According to the final report of the RCA review committee, 78% of converts using the centralized conversion system are women. One of the most divisive issues in Orthodox Judaism is the role of women as educated spiritual leaders and Jewish law adjudicators. Located in the Bronx, Yeshivat Maharat is the first Orthodox rabbinical seminary to ordain women to synagogue pulpits in America. His founder and spiritual leader, Rabbi Avi Weiss, was tempted to name the first Orthodox women Rabbis as “rabba.” After his first—and sole—attempt in 2010, the controversy which followed suggested a less confrontational approach. The acronym “maharat” was retained. It means “Leader of Jewish law, spirituality and Torah.” It is a rather complicated euphemism. The ordination of women functioning as Orthodox Rabbis was just a matter of time since talmudic and pararabbinical education for women was establish around 1977 at Yeshiva University—the leading Orthodox Jewish higher education institution.

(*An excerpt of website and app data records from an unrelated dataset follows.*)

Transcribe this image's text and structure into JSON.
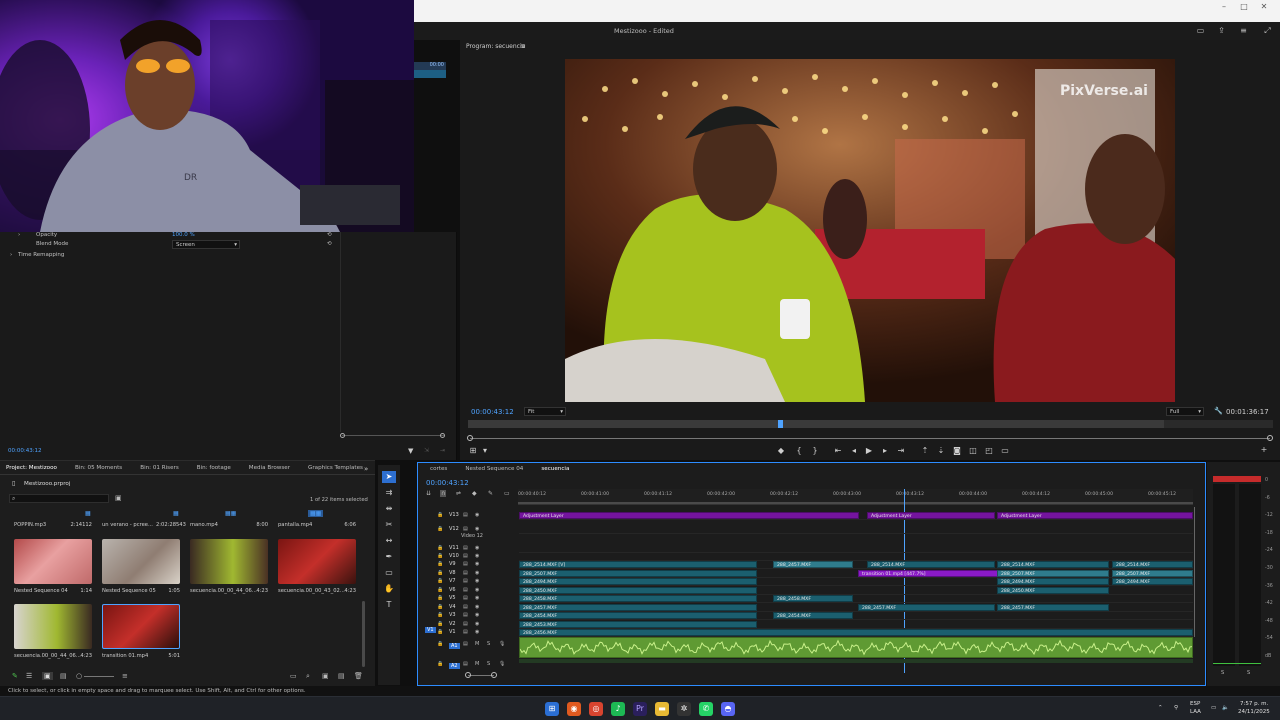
{
  "window": {
    "title": "Mestizooo - Edited"
  },
  "effect_controls": {
    "header_time": "00:00",
    "opacity_label": "Opacity",
    "opacity_value": "100.0 %",
    "blend_mode_label": "Blend Mode",
    "blend_mode_value": "Screen",
    "time_remapping_label": "Time Remapping",
    "timecode": "00:00:43:12"
  },
  "program_monitor": {
    "title": "Program: secuencia",
    "timecode": "00:00:43:12",
    "zoom": "Fit",
    "quality": "Full",
    "duration": "00:01:36:17",
    "watermark": "PixVerse.ai"
  },
  "project_panel": {
    "tabs": [
      "Project: Mestizooo",
      "Bin: 05 Moments",
      "Bin: 01 Risers",
      "Bin: footage",
      "Media Browser",
      "Graphics Templates"
    ],
    "project_file": "Mestizooo.prproj",
    "items_selected": "1 of 22 items selected",
    "top_row": [
      {
        "name": "POPPIN.mp3",
        "duration": "2:14112"
      },
      {
        "name": "un verano - pcree...",
        "duration": "2:02:28543"
      },
      {
        "name": "mano.mp4",
        "duration": "8:00"
      },
      {
        "name": "pantalla.mp4",
        "duration": "6:06"
      }
    ],
    "clips": [
      {
        "name": "Nested Sequence 04",
        "duration": "1:14"
      },
      {
        "name": "Nested Sequence 05",
        "duration": "1:05"
      },
      {
        "name": "secuencia.00_00_44_06...",
        "duration": "4:23"
      },
      {
        "name": "secuencia.00_00_43_02...",
        "duration": "4:23"
      },
      {
        "name": "secuencia.00_00_44_06...",
        "duration": "4:23"
      },
      {
        "name": "transition 01.mp4",
        "duration": "5:01"
      }
    ]
  },
  "timeline": {
    "tabs": [
      "cortes",
      "Nested Sequence 04",
      "secuencia"
    ],
    "timecode": "00:00:43:12",
    "ruler": [
      "00:00:40:12",
      "00:00:41:00",
      "00:00:41:12",
      "00:00:42:00",
      "00:00:42:12",
      "00:00:43:00",
      "00:00:43:12",
      "00:00:44:00",
      "00:00:44:12",
      "00:00:45:00",
      "00:00:45:12"
    ],
    "video_tracks": [
      "V13",
      "V12",
      "V11",
      "V10",
      "V9",
      "V8",
      "V7",
      "V6",
      "V5",
      "V4",
      "V3",
      "V2",
      "V1"
    ],
    "video12_label": "Video 12",
    "audio_tracks": [
      "A1",
      "A2"
    ],
    "source_patch": "V1",
    "adjustment_layer": "Adjustment Layer",
    "clip_names": {
      "c2514v": "288_2514.MXF [V]",
      "c2457": "288_2457.MXF",
      "c2514": "288_2514.MXF",
      "c2507": "288_2507.MXF",
      "c2494": "288_2494.MXF",
      "c2450": "288_2450.MXF",
      "c2458": "288_2458.MXF",
      "c2454": "288_2454.MXF",
      "c2453": "288_2453.MXF",
      "c2456": "288_2456.MXF",
      "transition": "transition 01.mp4 [447.7%]"
    }
  },
  "audio_meter": {
    "scale": [
      "0",
      "-6",
      "-12",
      "-18",
      "-24",
      "-30",
      "-36",
      "-42",
      "-48",
      "-54",
      "dB"
    ],
    "channels": [
      "S",
      "S"
    ]
  },
  "status_bar": "Click to select, or click in empty space and drag to marquee select. Use Shift, Alt, and Ctrl for other options.",
  "taskbar": {
    "language": "ESP",
    "layout": "LAA",
    "time": "7:57 p. m.",
    "date": "24/11/2025"
  },
  "colors": {
    "accent": "#2d8cff",
    "timecode": "#4fa3ff",
    "teal_clip": "#1b5f6f",
    "adjustment_clip": "#74149e",
    "audio_clip": "#6fa83a"
  }
}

At the same time, egalitarian Orthodox prayer services are beginning to pop up. New York hosts one of the most successful egalitarian Orthodox services, Darkhei Noam. While maintaining the division between men and women, this egalitarian service allows women to read the sacred scrolls of the Pentateuch, the first five books of the Hebrew Bible, and lead prayers.
Orthodox Judaism is slowly leaving its men-only status. The attempts of more conservative streams of Modern Orthodoxy in the United States to stop the rise of women are miserably failing. Women are assuming more and more roles in Modern Orthodox synagogues. Even the Freundel scandal shows that arbitrariness towards women has clear limits—and devastating consequences. Of course, the conservative-minded RCA rabbis will try to keep things the way they are. They can even engage some women to their side in this battle—like Bethany Mandel.

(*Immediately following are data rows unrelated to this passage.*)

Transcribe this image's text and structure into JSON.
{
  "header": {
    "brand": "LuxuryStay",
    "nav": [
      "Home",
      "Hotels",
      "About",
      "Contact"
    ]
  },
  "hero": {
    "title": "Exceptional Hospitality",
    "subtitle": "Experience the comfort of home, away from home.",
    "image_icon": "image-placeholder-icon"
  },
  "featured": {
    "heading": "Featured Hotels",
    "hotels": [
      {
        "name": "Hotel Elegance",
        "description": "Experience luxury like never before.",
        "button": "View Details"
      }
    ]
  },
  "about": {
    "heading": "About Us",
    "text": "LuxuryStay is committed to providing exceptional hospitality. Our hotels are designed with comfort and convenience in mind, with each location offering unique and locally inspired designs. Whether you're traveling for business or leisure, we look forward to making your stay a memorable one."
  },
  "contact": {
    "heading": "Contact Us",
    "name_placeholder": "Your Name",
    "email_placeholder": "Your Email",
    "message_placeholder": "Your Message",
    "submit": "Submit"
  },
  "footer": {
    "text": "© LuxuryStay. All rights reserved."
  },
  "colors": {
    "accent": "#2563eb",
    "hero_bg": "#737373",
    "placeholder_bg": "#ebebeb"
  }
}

Numbers matter. Orthodox Jewish converts are already overwhelmingly dominated by women. The recently established Orthodox Converts Network is led by two women—Jenna Englender and Rebekah Thornhill. Despite the hopes, this organization for converts seems to reproduce the same behavior patterns. It has been accused of vetoing other Orthodox converts—none other than Bethany Mandel. In Facebook comments from 2014, Mandel denounced the situation and reached the conclusion that the Orthodox Converts Network was not “kosher” enough. Women may act as leaders in many areas of Orthodox Jewish life. But their irruption tends to faithfully reproduce men politics and its vices.
Ivanka’s odds are linked to a group of women that is becoming very relevant in Orthodox Judaism. She fits very well in these new leading roles. Like Bethany Mandel, she enjoys her Jewish role despite her diffident attitude. And, yes, her father’s sudden political fame does not help either.
The rise of women in Orthodox Judaism was a kind of natural outcome after the direction that Modern Orthodoxy took decades ago. Women’s access to Jewish leadership is a matter of justice. It needs to be fully supported. It is now time to assess if women’s leadership can make the difference in Orthodox Judaism with new practices and a transformative approach. The core issue still is how to change Modern Orthodoxy according to its foundational values. In the end, what Orthodox Judaism needs is a renewed leadership—men or women with open ideas and sound practices.